(Stored data)
◇ ◇ ◇

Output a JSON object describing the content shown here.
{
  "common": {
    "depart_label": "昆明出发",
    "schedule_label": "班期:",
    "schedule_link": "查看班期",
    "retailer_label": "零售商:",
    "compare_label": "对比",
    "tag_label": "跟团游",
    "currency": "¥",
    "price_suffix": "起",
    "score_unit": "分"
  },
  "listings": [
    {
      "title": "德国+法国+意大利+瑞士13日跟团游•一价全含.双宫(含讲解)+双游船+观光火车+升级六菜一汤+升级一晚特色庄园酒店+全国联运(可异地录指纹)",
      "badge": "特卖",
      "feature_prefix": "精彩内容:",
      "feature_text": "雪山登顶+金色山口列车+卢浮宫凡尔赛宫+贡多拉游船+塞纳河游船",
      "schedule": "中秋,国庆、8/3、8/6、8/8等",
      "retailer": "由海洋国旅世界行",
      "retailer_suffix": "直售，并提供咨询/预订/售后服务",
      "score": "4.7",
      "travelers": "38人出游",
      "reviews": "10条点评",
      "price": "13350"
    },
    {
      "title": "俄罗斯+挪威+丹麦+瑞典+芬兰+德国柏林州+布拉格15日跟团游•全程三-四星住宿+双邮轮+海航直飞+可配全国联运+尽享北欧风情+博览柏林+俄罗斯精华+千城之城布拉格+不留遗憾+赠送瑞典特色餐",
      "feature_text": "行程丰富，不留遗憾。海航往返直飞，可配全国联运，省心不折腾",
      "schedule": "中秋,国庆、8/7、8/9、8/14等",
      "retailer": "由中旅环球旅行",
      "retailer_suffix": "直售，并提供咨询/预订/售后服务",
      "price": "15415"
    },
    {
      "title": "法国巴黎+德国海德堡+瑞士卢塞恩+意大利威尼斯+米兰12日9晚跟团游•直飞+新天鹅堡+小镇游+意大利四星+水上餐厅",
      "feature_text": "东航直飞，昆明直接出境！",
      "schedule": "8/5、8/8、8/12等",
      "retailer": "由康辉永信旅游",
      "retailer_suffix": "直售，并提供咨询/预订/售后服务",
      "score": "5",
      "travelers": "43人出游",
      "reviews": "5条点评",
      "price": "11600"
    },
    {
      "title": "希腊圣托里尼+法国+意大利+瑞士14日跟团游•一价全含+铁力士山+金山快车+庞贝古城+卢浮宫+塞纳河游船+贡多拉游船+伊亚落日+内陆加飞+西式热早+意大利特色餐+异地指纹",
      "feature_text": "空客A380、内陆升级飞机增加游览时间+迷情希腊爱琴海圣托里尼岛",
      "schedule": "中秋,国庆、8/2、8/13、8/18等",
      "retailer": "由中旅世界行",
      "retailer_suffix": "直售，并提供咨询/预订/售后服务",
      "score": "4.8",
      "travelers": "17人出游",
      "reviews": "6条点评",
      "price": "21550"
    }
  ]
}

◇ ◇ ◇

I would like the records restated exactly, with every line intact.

Exercise output>
Output a JSON object describing the content shown here.
{
  "common": {
    "depart_label": "昆明出发",
    "schedule_label": "班期:",
    "schedule_link": "查看班期",
    "retailer_label": "零售商:",
    "compare_label": "对比",
    "tag_label": "跟团游",
    "currency": "¥",
    "price_suffix": "起",
    "score_unit": "分"
  },
  "listings": [
    {
      "title": "德国+法国+意大利+瑞士13日跟团游•一价全含.双宫(含讲解)+双游船+观光火车+升级六菜一汤+升级一晚特色庄园酒店+全国联运(可异地录指纹)",
      "badge": "特卖",
      "feature_prefix": "精彩内容:",
      "feature_text": "雪山登顶+金色山口列车+卢浮宫凡尔赛宫+贡多拉游船+塞纳河游船",
      "schedule": "中秋,国庆、8/3、8/6、8/8等",
      "retailer": "由海洋国旅世界行",
      "retailer_suffix": "直售，并提供咨询/预订/售后服务",
      "score": "4.7",
      "travelers": "38人出游",
      "reviews": "10条点评",
      "price": "13350"
    },
    {
      "title": "俄罗斯+挪威+丹麦+瑞典+芬兰+德国柏林州+布拉格15日跟团游•全程三-四星住宿+双邮轮+海航直飞+可配全国联运+尽享北欧风情+博览柏林+俄罗斯精华+千城之城布拉格+不留遗憾+赠送瑞典特色餐",
      "feature_text": "行程丰富，不留遗憾。海航往返直飞，可配全国联运，省心不折腾",
      "schedule": "中秋,国庆、8/7、8/9、8/14等",
      "retailer": "由中旅环球旅行",
      "retailer_suffix": "直售，并提供咨询/预订/售后服务",
      "price": "15415"
    },
    {
      "title": "法国巴黎+德国海德堡+瑞士卢塞恩+意大利威尼斯+米兰12日9晚跟团游•直飞+新天鹅堡+小镇游+意大利四星+水上餐厅",
      "feature_text": "东航直飞，昆明直接出境！",
      "schedule": "8/5、8/8、8/12等",
      "retailer": "由康辉永信旅游",
      "retailer_suffix": "直售，并提供咨询/预订/售后服务",
      "score": "5",
      "travelers": "43人出游",
      "reviews": "5条点评",
      "price": "11600"
    },
    {
      "title": "希腊圣托里尼+法国+意大利+瑞士14日跟团游•一价全含+铁力士山+金山快车+庞贝古城+卢浮宫+塞纳河游船+贡多拉游船+伊亚落日+内陆加飞+西式热早+意大利特色餐+异地指纹",
      "feature_text": "空客A380、内陆升级飞机增加游览时间+迷情希腊爱琴海圣托里尼岛",
      "schedule": "中秋,国庆、8/2、8/13、8/18等",
      "retailer": "由中旅世界行",
      "retailer_suffix": "直售，并提供咨询/预订/售后服务",
      "score": "4.8",
      "travelers": "17人出游",
      "reviews": "6条点评",
      "price": "21550"
    }
  ]
}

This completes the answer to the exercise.